Rose of Sharon (Hibiscus syriacus)
Many varieties of hibiscus can be grown as trees, but the rose of sharon is known to be one of the easiest to cultivate. A rose only in name, the Hibiscus syriacus is actually a tropical hibiscus that should be moved indoors once cool weather arrives, which is why many home gardeners often plant it in containers. The rose of sharon is a prolific bloomer and will reward you with fragrant flowers all summer long as long as it is exposed to full sun.
Japanese Maple (Acer palmatum)
These trees are deceptively fragile looking, with thin, graceful branches and slender leaves. In reality, the Japanese maple is a hardy tree, able to grow in different types of soil and resistant to many pests and diseases. In fact, the hardy nature and slow growth of the tree are what make it perfect for containers. In addition, the foliage is quite beautiful, ranging from bright red to deep purple.

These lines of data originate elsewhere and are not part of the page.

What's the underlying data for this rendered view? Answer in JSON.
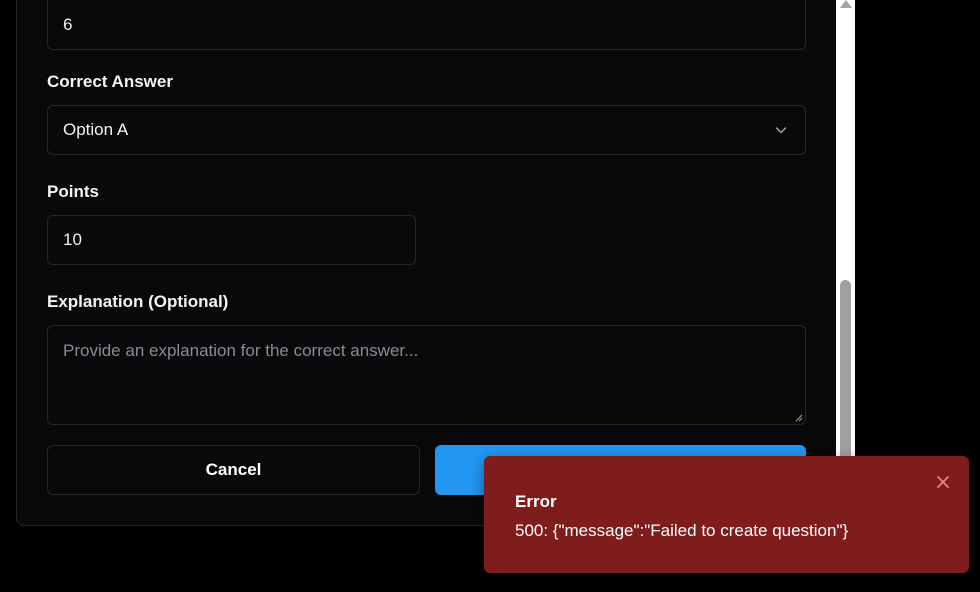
{
  "form": {
    "prev_field_value": "6",
    "correct_answer": {
      "label": "Correct Answer",
      "selected": "Option A"
    },
    "points": {
      "label": "Points",
      "value": "10"
    },
    "explanation": {
      "label": "Explanation (Optional)",
      "placeholder": "Provide an explanation for the correct answer..."
    },
    "buttons": {
      "cancel": "Cancel",
      "submit": ""
    }
  },
  "toast": {
    "title": "Error",
    "message": "500: {\"message\":\"Failed to create question\"}"
  },
  "colors": {
    "background": "#000000",
    "card": "#09090b",
    "border": "#27272a",
    "primary": "#2196f3",
    "error_toast": "#7f1d1d"
  },
  "icons": {
    "select": "chevron-down-icon",
    "toast_close": "close-icon"
  }
}
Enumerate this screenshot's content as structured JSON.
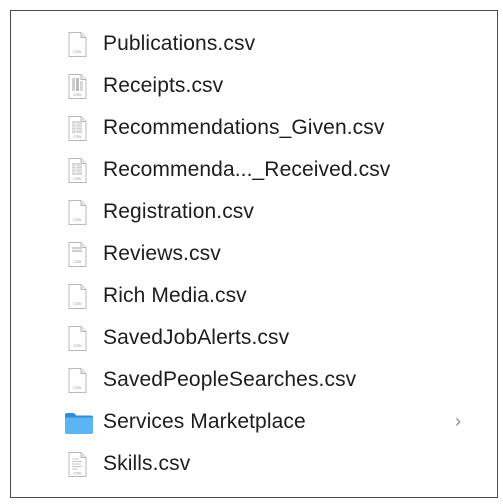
{
  "files": [
    {
      "name": "Publications.csv",
      "icon": "csv-file-icon"
    },
    {
      "name": "Receipts.csv",
      "icon": "csv-spreadsheet-icon"
    },
    {
      "name": "Recommendations_Given.csv",
      "icon": "csv-spreadsheet-icon"
    },
    {
      "name": "Recommenda..._Received.csv",
      "icon": "csv-spreadsheet-icon"
    },
    {
      "name": "Registration.csv",
      "icon": "csv-file-icon"
    },
    {
      "name": "Reviews.csv",
      "icon": "csv-spreadsheet-icon"
    },
    {
      "name": "Rich Media.csv",
      "icon": "csv-file-icon"
    },
    {
      "name": "SavedJobAlerts.csv",
      "icon": "csv-file-icon"
    },
    {
      "name": "SavedPeopleSearches.csv",
      "icon": "csv-file-icon"
    },
    {
      "name": "Services Marketplace",
      "icon": "folder-icon",
      "chevron": "›"
    },
    {
      "name": "Skills.csv",
      "icon": "csv-text-icon"
    }
  ],
  "colors": {
    "folder": "#3aa0e8",
    "text": "#1d1d1f",
    "chevron": "#8e8e93"
  }
}
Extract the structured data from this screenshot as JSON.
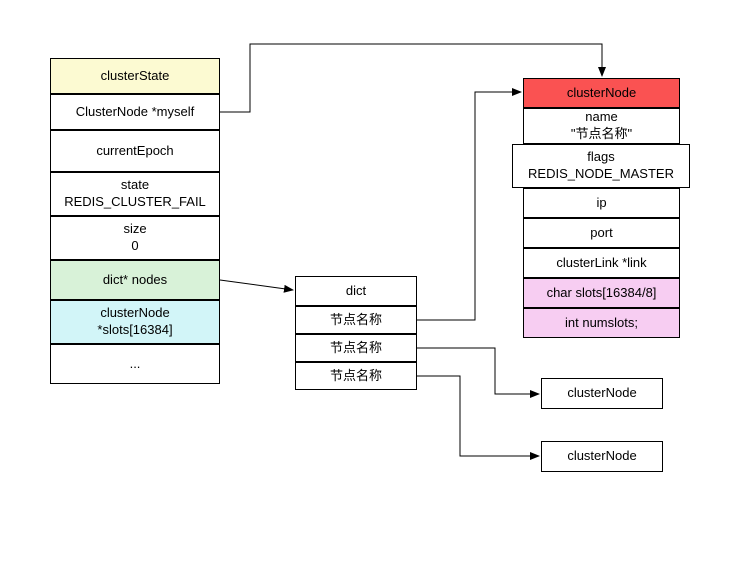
{
  "clusterState": {
    "header": "clusterState",
    "rows": {
      "myself": "ClusterNode *myself",
      "currentEpoch": "currentEpoch",
      "state_label": "state",
      "state_value": "REDIS_CLUSTER_FAIL",
      "size_label": "size",
      "size_value": "0",
      "nodes": "dict* nodes",
      "slots_label": "clusterNode",
      "slots_value": "*slots[16384]",
      "ellipsis": "..."
    }
  },
  "dict": {
    "header": "dict",
    "entries": [
      "节点名称",
      "节点名称",
      "节点名称"
    ]
  },
  "clusterNode": {
    "header": "clusterNode",
    "name_label": "name",
    "name_value": "\"节点名称\"",
    "flags_label": "flags",
    "flags_value": "REDIS_NODE_MASTER",
    "ip": "ip",
    "port": "port",
    "link": "clusterLink *link",
    "char_slots": "char slots[16384/8]",
    "numslots": "int numslots;"
  },
  "refs": {
    "node2": "clusterNode",
    "node3": "clusterNode"
  }
}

The Japanese maple prefers morning sun and afternoon shade.
Meyer Lemon Tree (Citrus --- meyeri)
Citrus trees are often grown in containers so that they can be moved to a warm location if there is any danger of frost. In addition, citrus trees are not only beautiful, but can provide home gardeners with delicious fruit. Meyer lemons are sweet and can be eaten raw or used in recipes. The tree's fragrant, white and purple flowers are highly attractive against the dark green leaves as well. The tree is hardy and requires only minimum care.
Korean Fir (Abies koreana)
Many coniferous trees can be grown in containers, especially the dwarf varieties. The Korean fir, however, is more popularly grown in pots than many other evergreens for a couple of reasons. One reason is that, although there are dwarf versions of the tree, standard trees are also small, which means any Korean fir can be grown in a pot. Secondly, even young trees produce prolific cones, making these trees highly ornamental. Finally, they grow very well in cool climates, which means these trees can be left outside in their containers to overwinter.